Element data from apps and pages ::
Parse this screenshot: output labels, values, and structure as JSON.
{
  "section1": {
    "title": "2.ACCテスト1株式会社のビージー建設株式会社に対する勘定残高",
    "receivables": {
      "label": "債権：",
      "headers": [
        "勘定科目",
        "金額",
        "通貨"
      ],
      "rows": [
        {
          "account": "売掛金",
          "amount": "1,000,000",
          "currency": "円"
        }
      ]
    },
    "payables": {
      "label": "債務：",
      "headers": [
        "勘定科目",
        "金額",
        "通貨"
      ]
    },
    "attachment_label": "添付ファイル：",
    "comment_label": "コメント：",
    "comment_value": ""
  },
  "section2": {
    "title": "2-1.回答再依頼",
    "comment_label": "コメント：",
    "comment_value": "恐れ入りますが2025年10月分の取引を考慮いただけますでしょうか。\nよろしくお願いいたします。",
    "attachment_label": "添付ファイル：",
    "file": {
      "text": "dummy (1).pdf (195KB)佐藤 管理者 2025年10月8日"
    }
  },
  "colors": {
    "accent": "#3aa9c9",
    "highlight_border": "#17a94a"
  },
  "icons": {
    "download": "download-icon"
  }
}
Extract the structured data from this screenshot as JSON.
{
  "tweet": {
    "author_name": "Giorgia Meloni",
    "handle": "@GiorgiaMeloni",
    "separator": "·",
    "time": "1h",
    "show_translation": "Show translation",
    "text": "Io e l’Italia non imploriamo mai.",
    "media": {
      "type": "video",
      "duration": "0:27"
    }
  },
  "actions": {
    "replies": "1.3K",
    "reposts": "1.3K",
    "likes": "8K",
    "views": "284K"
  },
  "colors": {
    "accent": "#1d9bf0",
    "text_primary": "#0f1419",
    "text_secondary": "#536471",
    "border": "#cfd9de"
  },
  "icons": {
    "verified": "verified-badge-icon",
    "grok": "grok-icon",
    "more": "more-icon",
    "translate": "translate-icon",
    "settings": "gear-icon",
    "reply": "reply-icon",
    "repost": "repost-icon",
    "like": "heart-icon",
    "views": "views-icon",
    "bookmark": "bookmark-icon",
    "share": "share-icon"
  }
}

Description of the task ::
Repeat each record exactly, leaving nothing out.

The completed task ::
Parse this screenshot: output labels, values, and structure as JSON.
{
  "section1": {
    "title": "2.ACCテスト1株式会社のビージー建設株式会社に対する勘定残高",
    "receivables": {
      "label": "債権：",
      "headers": [
        "勘定科目",
        "金額",
        "通貨"
      ],
      "rows": [
        {
          "account": "売掛金",
          "amount": "1,000,000",
          "currency": "円"
        }
      ]
    },
    "payables": {
      "label": "債務：",
      "headers": [
        "勘定科目",
        "金額",
        "通貨"
      ]
    },
    "attachment_label": "添付ファイル：",
    "comment_label": "コメント：",
    "comment_value": ""
  },
  "section2": {
    "title": "2-1.回答再依頼",
    "comment_label": "コメント：",
    "comment_value": "恐れ入りますが2025年10月分の取引を考慮いただけますでしょうか。\nよろしくお願いいたします。",
    "attachment_label": "添付ファイル：",
    "file": {
      "text": "dummy (1).pdf (195KB)佐藤 管理者 2025年10月8日"
    }
  },
  "colors": {
    "accent": "#3aa9c9",
    "highlight_border": "#17a94a"
  },
  "icons": {
    "download": "download-icon"
  }
}
Extract the structured data from this screenshot as JSON.
{
  "tweet": {
    "author_name": "Giorgia Meloni",
    "handle": "@GiorgiaMeloni",
    "separator": "·",
    "time": "1h",
    "show_translation": "Show translation",
    "text": "Io e l’Italia non imploriamo mai.",
    "media": {
      "type": "video",
      "duration": "0:27"
    }
  },
  "actions": {
    "replies": "1.3K",
    "reposts": "1.3K",
    "likes": "8K",
    "views": "284K"
  },
  "colors": {
    "accent": "#1d9bf0",
    "text_primary": "#0f1419",
    "text_secondary": "#536471",
    "border": "#cfd9de"
  },
  "icons": {
    "verified": "verified-badge-icon",
    "grok": "grok-icon",
    "more": "more-icon",
    "translate": "translate-icon",
    "settings": "gear-icon",
    "reply": "reply-icon",
    "repost": "repost-icon",
    "like": "heart-icon",
    "views": "views-icon",
    "bookmark": "bookmark-icon",
    "share": "share-icon"
  }
}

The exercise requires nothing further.